[Data records for software interfaces]
- - - -

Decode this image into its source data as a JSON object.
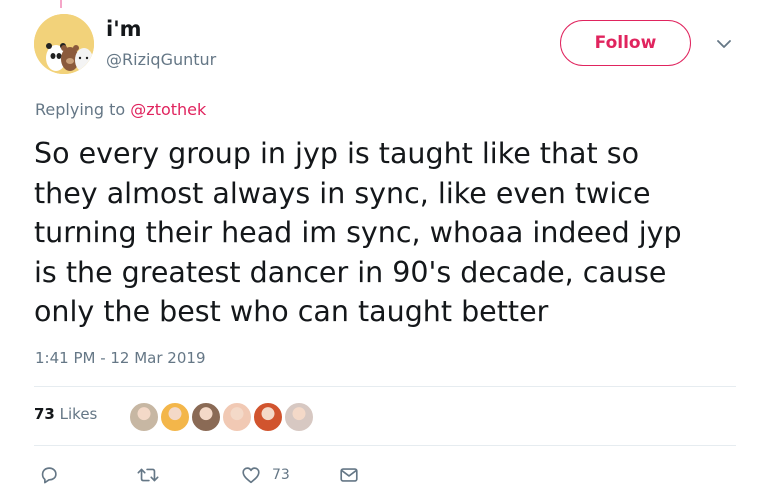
{
  "user": {
    "display_name": "i'm",
    "handle": "@RiziqGuntur",
    "avatar_icon": "bears-avatar-icon"
  },
  "follow_label": "Follow",
  "reply_context": {
    "prefix": "Replying to",
    "mention": "@ztothek"
  },
  "tweet": {
    "lines": [
      "So every group in jyp is taught like that so",
      "they almost always in sync, like even twice",
      "turning their head im sync, whoaa indeed jyp",
      "is the greatest dancer in 90's decade, cause",
      "only the best who can taught better"
    ],
    "timestamp": "1:41 PM - 12 Mar 2019"
  },
  "stats": {
    "likes_count": "73",
    "likes_label": "Likes",
    "liker_colors": [
      "#c7b7a3",
      "#f3b64a",
      "#8a6a55",
      "#f1c9b4",
      "#d1542e",
      "#d7c8c2"
    ]
  },
  "actions": {
    "like_count": "73"
  },
  "colors": {
    "accent": "#e0245e",
    "secondary_text": "#657786",
    "primary_text": "#14171a",
    "divider": "#e6ecf0"
  }
}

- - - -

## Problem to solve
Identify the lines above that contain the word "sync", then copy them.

## Task answer
      "they almost always in sync, like even twice",
      "turning their head im sync, whoaa indeed jyp",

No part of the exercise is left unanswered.